In the northern town of Port Said, protesters attacked the governor's building over a land and housing dispute, state TV said.
The protesters were galvanized by the tears and words of an activist who was seized by security forces and held for 10 days before he was released Monday.
"If you are true Egyptians, if you are heroic Egyptians, it's time to step down," Wael Ghonim told CNN Wednesday in a message directed to the ruling elite. The 30-year-old Egyptian father of two administered the Facebook page that is widely credited with calling the first protest. Ghonim, on leave from his job at Google in Dubai, said he was prepared to die for the cause.

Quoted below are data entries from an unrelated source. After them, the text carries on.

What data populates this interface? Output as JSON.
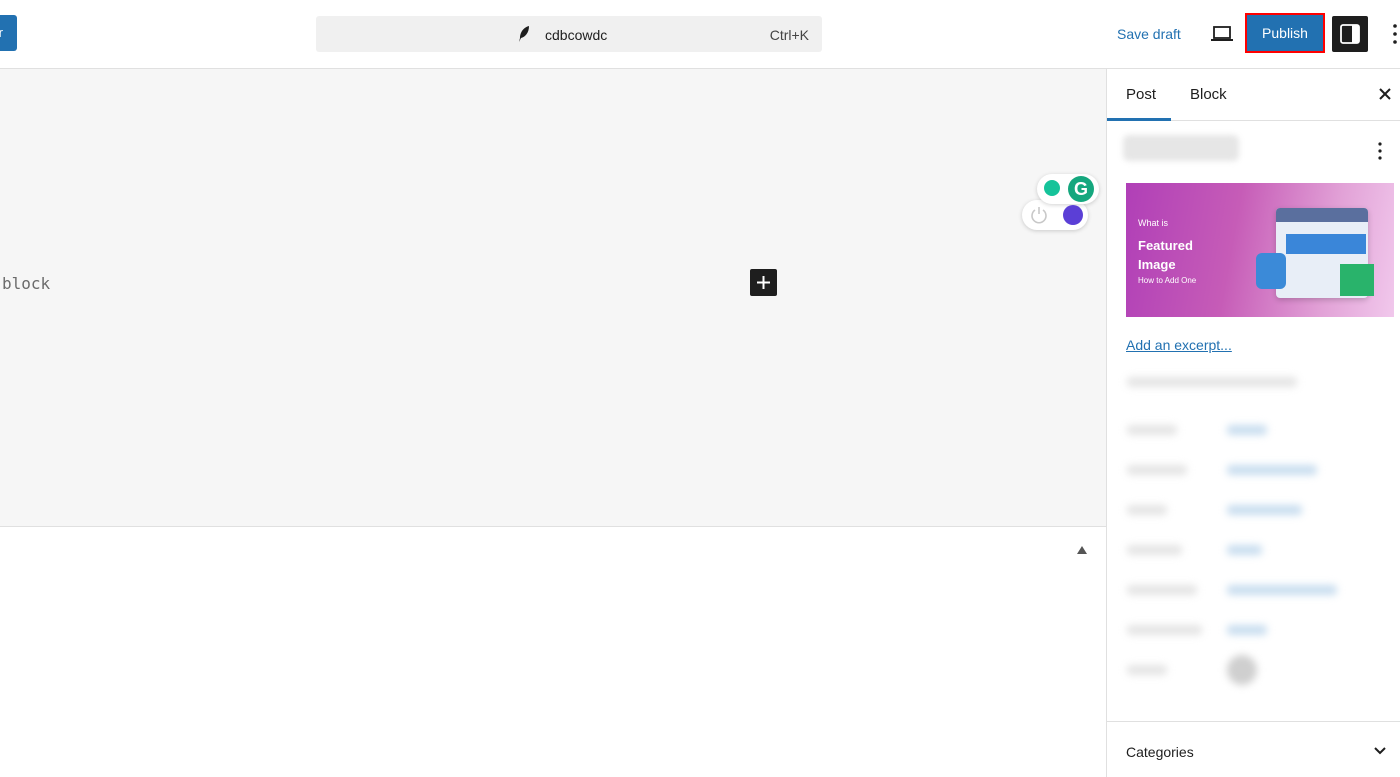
{
  "topbar": {
    "left_button_label": "r",
    "command_bar": {
      "title": "cdbcowdc",
      "shortcut": "Ctrl+K"
    },
    "save_draft_label": "Save draft",
    "publish_label": "Publish"
  },
  "canvas": {
    "block_placeholder": "block"
  },
  "sidebar": {
    "tabs": [
      {
        "label": "Post",
        "active": true
      },
      {
        "label": "Block",
        "active": false
      }
    ],
    "featured_image": {
      "small_text": "What is",
      "line1": "Featured",
      "line2": "Image",
      "subtitle": "How to Add One"
    },
    "excerpt_link": "Add an excerpt...",
    "categories_label": "Categories"
  },
  "colors": {
    "accent": "#2271b1",
    "publish_highlight": "#ff0000",
    "dark_button": "#1e1e1e"
  }
}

"Kidnap me, kidnap all my colleagues!" Wael Ghonim said in comments that challenged Vice President Omar Suleiman to try to undo his efforts and those of his supporters. "Put us in jail! Kill us! Do whatever you want to do. We are getting back our country. You guys have been ruining this country for 30 years. Enough! Enough! Enough!"
Mubarak's regime said Tuesday that it had discussed a number of reforms with leaders of various opposition groups and appointed a panel to look into amending the constitution. But its insistence that Mubarak's immediate exit was a recipe for chaos elicited impatience from the Obama administration.
Washington is calling on its African ally to expand negotiations with opposition groups, lift the 30-year state of emergency and make constitutional changes to bring about democratic elections.
But White House Press Secretary Robert Gibbs expressed impatience Wednesday with the pace of progress on those matters. "I think it is clear that what the government has thus far put forward has yet to meet a minimum threshold for the people of Egypt," he told reporters.
A short White House statement on U.S. Vice President Joe Biden's telephone conversation with Vice President Omar Suleiman used the word "immediate" or "immediately" four times.
Biden "urged that the transition produce immediate, irreversible progress that responds to the aspirations of the Egyptian people."
The statement also hinted the White House harbors doubts as to whether the Egyptian government is seriously committed to reforms, referring to the regime's statements as "what the government is saying it is prepared to accept."
Meanwhile, an Arab diplomat said that Saudi Arabia would consider matching the more than $1.5 billion in military aid that the United States provides each year to Egypt if Washington were to cut it.
CNN's Ben Wedeman, Nic Robertson, Saad Abedine, Amir Ahmed, Caroline Faraj and Frederik Pleitgen contributed to this report.